The Parsha in a Nutshell

There are two approaches that can be taken to this question. On the one hand this is a new generation that did not experience the stories Moshe is relating here, and this generation was not at Sinai to experience the giving of the Torah. So Moshe is making sure they have internalised the lessons and national experiences from their parents’ generation. A second approach is that this was Moshe’s chance to leave the people with the most important lessons and core values he had to impart before he died. This involved the retelling of various national narratives and important laws.

The Core Idea

  1. Often, we find ourselves doing acts of kindness because it feels good, or because we know it is the right thing to do. But an individual act of kindness is not performed because of an obligation. It is beyond the obligation of the citizen to do this (for if this were not the case, then the law would require it). Acts of chessed go beyond obligations, even if they can be considered “the right thing to do”.
  2. God acts in kindness because He is the God of Love. He acts with chessed towards us because He does not limit His relationship with us to just a covenant – what He is obligated to do. The God of Love goes beyond His obligation to us, to perform acts of lovingkindness (the preferred translation of chessed) and we should imitate this model.
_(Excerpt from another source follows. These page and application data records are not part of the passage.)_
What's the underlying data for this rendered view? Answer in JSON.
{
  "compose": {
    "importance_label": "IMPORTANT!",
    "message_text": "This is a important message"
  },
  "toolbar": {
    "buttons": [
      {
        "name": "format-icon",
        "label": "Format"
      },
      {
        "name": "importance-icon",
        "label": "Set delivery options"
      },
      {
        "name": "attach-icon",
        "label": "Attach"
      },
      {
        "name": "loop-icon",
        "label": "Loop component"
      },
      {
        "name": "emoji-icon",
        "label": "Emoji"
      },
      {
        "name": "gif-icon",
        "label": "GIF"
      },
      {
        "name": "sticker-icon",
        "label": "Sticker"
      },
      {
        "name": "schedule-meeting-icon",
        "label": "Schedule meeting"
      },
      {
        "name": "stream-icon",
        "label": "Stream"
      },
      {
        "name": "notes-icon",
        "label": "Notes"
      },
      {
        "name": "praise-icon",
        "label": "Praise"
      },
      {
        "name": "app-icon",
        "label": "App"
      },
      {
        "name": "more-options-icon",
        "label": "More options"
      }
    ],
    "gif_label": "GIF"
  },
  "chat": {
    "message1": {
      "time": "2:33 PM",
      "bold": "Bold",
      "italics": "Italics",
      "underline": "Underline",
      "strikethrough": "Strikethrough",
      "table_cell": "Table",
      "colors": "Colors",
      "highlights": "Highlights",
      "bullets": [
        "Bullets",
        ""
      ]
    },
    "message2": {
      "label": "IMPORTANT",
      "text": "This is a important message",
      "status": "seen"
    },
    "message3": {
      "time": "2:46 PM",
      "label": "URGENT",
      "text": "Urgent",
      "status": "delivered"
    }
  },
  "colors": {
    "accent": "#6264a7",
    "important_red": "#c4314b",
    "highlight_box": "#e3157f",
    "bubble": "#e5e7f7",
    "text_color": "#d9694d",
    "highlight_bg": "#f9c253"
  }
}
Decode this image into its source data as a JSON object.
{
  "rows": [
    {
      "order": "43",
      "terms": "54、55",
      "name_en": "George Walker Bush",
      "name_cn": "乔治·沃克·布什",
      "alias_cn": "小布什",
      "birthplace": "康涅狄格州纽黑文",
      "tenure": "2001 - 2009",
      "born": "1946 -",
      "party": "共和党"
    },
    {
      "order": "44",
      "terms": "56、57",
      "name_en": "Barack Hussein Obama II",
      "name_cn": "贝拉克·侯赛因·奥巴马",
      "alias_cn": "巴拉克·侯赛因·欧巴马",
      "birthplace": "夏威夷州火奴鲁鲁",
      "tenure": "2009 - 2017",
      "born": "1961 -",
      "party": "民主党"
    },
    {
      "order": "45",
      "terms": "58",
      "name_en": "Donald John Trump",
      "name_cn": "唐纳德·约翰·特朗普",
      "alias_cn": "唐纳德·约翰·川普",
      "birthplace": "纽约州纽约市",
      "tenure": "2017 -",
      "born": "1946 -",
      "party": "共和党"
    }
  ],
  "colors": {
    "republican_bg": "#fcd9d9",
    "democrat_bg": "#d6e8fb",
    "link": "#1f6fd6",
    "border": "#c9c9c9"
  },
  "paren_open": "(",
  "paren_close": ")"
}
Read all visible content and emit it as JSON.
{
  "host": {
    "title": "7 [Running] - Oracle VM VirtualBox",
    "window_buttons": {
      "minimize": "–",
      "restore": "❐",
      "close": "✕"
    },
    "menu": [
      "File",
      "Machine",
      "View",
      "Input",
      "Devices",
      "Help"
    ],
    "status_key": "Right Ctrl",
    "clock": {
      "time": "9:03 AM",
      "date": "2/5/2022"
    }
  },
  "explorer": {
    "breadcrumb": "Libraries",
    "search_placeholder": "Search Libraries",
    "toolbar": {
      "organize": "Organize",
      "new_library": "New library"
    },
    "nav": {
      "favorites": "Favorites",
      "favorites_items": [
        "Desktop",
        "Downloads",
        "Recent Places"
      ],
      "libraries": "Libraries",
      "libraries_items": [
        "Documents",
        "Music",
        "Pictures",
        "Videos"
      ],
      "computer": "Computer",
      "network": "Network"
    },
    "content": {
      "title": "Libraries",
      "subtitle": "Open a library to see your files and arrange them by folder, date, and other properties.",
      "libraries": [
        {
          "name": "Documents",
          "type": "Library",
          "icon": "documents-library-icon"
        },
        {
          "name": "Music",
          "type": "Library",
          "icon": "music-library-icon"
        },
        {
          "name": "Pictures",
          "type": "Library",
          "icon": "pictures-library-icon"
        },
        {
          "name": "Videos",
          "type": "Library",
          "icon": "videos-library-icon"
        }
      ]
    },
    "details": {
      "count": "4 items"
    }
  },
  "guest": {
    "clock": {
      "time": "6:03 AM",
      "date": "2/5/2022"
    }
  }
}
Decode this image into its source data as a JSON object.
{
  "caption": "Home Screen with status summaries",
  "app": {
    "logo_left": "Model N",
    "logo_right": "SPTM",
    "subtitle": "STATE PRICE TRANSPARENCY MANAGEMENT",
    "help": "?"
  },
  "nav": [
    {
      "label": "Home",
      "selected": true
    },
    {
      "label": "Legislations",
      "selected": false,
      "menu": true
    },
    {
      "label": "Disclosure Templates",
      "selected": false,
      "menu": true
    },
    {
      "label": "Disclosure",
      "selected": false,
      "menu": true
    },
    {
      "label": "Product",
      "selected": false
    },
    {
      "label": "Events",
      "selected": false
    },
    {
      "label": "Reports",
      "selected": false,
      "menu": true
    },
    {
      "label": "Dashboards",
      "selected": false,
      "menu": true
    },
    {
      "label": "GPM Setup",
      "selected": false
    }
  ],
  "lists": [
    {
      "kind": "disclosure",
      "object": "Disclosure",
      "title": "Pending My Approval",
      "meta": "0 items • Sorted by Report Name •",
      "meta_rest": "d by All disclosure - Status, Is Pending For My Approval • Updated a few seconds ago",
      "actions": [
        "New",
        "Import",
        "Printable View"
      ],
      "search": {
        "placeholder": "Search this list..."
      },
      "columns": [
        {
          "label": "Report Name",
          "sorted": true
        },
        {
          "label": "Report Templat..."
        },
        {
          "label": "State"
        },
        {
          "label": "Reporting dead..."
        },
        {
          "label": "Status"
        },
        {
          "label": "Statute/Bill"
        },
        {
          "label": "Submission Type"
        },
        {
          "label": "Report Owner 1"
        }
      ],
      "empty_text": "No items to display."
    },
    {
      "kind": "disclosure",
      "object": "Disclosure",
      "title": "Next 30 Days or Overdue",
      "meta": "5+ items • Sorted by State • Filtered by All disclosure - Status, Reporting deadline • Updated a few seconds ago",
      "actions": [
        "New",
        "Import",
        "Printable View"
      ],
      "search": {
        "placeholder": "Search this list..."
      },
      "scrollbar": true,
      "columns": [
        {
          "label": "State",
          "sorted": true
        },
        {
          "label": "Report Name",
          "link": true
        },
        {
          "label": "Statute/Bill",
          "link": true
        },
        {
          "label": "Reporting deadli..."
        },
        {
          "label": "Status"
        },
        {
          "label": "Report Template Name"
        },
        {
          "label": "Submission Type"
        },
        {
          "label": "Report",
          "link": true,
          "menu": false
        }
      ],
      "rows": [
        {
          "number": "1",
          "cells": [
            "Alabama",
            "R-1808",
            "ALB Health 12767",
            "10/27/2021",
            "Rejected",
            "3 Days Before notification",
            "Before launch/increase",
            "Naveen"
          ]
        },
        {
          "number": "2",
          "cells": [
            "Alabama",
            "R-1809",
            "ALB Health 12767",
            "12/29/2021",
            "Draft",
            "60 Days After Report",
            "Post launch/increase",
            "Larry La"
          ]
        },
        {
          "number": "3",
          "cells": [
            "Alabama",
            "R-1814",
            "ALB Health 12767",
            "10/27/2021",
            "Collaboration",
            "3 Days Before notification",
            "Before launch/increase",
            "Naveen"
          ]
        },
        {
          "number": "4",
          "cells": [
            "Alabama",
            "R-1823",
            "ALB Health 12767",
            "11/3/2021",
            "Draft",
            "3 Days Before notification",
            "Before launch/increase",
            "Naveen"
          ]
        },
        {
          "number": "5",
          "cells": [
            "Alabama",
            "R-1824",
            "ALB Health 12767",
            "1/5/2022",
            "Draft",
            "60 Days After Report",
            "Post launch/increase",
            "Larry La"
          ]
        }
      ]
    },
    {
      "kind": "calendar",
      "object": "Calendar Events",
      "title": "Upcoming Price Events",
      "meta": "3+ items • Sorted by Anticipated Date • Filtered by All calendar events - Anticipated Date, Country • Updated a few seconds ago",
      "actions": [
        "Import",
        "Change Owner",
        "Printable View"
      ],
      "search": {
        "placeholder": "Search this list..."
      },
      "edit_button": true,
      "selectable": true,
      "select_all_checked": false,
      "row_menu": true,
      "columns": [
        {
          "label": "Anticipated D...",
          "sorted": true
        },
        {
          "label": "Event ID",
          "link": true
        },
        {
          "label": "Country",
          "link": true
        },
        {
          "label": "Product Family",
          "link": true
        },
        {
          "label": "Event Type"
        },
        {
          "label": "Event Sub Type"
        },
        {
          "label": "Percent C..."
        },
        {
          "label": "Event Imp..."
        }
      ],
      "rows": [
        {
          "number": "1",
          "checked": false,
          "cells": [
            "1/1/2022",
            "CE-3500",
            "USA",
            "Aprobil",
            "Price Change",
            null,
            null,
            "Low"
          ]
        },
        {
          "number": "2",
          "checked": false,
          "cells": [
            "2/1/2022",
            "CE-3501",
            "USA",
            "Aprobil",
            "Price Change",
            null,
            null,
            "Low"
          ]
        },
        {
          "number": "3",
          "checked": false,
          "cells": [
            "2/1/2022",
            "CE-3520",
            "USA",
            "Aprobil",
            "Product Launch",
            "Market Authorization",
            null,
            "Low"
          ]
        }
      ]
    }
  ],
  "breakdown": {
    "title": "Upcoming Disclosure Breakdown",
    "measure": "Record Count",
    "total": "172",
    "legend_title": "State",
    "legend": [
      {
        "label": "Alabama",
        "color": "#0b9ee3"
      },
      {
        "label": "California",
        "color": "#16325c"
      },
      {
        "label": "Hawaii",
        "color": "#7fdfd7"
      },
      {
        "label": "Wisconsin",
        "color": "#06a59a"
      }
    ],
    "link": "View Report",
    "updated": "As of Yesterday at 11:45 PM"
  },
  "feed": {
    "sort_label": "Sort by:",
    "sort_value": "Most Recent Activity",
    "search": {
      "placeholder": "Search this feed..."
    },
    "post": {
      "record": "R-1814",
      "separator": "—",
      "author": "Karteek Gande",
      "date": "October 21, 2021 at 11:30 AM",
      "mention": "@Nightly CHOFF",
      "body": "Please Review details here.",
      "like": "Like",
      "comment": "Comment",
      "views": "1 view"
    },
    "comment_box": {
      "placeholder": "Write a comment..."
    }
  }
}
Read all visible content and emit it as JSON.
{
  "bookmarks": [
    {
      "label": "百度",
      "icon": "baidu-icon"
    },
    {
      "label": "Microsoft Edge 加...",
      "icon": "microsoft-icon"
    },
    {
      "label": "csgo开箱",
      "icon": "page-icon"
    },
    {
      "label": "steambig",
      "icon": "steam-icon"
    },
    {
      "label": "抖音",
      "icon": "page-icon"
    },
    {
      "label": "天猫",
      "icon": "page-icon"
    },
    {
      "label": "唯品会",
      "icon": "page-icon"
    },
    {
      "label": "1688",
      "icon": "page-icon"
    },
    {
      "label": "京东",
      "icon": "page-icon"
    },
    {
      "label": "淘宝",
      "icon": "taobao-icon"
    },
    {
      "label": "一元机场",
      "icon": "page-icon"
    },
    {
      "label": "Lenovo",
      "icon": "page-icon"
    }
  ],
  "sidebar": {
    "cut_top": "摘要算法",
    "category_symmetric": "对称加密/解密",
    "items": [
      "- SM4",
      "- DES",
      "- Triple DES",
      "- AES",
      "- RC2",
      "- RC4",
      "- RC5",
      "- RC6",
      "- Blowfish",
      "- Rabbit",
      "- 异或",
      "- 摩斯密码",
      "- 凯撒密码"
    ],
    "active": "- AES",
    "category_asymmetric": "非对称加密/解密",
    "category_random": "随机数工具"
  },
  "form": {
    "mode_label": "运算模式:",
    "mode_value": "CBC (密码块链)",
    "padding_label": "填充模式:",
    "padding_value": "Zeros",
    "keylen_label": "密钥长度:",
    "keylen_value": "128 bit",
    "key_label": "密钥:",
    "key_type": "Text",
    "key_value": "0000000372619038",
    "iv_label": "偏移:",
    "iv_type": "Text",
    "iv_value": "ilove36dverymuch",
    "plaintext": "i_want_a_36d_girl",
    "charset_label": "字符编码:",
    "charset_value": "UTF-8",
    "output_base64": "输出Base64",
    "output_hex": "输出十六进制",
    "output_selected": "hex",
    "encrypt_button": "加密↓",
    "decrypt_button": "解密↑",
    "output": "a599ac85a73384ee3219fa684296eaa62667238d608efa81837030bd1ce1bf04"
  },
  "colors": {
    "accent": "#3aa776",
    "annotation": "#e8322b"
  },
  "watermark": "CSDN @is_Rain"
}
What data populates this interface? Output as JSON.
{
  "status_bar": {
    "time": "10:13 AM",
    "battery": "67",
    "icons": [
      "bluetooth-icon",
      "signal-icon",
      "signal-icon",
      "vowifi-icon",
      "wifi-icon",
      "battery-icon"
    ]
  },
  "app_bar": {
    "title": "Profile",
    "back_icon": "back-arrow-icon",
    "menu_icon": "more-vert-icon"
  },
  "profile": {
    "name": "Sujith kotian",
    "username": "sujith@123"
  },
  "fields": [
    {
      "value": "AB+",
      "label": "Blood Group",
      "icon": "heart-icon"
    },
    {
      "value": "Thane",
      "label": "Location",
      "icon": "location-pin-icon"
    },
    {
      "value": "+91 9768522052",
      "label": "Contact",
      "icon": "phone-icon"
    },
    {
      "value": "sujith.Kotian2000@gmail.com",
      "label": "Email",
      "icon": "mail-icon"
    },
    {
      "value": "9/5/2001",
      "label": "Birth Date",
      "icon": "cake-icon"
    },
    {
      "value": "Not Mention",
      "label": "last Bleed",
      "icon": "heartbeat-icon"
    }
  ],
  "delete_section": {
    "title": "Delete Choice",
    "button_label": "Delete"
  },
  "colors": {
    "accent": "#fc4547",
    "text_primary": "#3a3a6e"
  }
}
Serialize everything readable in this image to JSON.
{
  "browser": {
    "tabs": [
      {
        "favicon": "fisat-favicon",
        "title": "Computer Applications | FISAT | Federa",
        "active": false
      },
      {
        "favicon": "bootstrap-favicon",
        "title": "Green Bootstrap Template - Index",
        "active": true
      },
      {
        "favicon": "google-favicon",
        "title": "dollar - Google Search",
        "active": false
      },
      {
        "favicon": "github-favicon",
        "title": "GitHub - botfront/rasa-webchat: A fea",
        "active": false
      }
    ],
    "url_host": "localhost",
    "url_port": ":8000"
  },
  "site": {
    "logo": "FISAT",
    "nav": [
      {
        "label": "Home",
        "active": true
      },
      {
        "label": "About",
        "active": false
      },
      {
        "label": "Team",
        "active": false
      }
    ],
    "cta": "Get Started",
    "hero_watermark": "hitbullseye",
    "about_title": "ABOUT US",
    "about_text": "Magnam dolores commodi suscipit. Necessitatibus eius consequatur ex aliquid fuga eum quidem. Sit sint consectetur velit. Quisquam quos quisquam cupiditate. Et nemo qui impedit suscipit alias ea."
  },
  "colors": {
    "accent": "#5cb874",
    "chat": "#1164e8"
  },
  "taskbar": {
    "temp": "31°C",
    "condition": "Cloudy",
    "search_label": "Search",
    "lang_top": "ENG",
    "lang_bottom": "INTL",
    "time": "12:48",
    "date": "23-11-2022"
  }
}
It Once Happened…

  1. The reasons found in the story include a sense of gratitude for their own health, and a sense of responsibility to help other people recover theirs; because the value of life is a core value in Judaism; and finally because a Jewish education leaves you with a clear sense that the value of chessed-lovingkindness is central to the world’s existence.
  2. The world went through a painfully difficult time, leaving so many vulnerable. whether economically, emotionally, having lost loved ones or experiencing other loss, or from struggling with direct health issues. The institutions that normally work hard to care for people in these situations are stretched to breaking point. Individual acts of kindness and chessed become even more critical during this period than ever before.

Thinking More Deeply

Mishpat and tezedakah are legislated, both in Torah law, and in civil law in the country in which you live. But chessed goes beyond that. Individual citizens are not obligated to perform such acts. A society built on private acts of lovingkindness is the highest of moral societies, one that the Torah encourages, but cannot obligate.

Around the Shabbat Table

  1. These were all watershed moments in Jewish history where the nation renewed its relationship with God and re-committed to the covenant of the Torah and the values contained therein. This is why the language of Brit v’Chessed was important at these times, because it summed up God’s relationship with the Jewish nation.
  2. The narrative in the Book of Ruth revolves around two great moments of chessed. The first when Ruth commits to following Naomi – she had every right and reason to return to Moab, but instead stands by Naomi. The second is when Boaz shows kindness to Ruth, despite her status as a foreigner in the land. He has no legal obligation to her, yet he goes beyond his obligations, to show her chessed.
  3. A marriage is a contractual relationship where both parties commit to care and love each other. This represents the Torah as covenant, whereby God and the Jewish people have entered into a relationship that is conditional on the behaviour of the other, and is enforceable in law. This contractual relationship can be terminated (through divorce). However, a relationship between a parent and child, although the law does protect the rights of the child, is an intimate and private relationship based not on a covenant or contract, but on love. This relationship cannot be terminated (although if there is an absence of love there can be estrangement. But this is never final). God tells us that while there can be exile and punishment if the covenant is broken, there will always be a path back, because He will always love His people. These two relationships are expressed through Brit v’Chessed.
Covenant and Conversation Family Edition

Written as an accompaniment to Rabbi Sacks’ weekly Covenant & Conversation essay, the Family Edition is aimed at connecting teenagers with his ideas and thoughts on the parsha.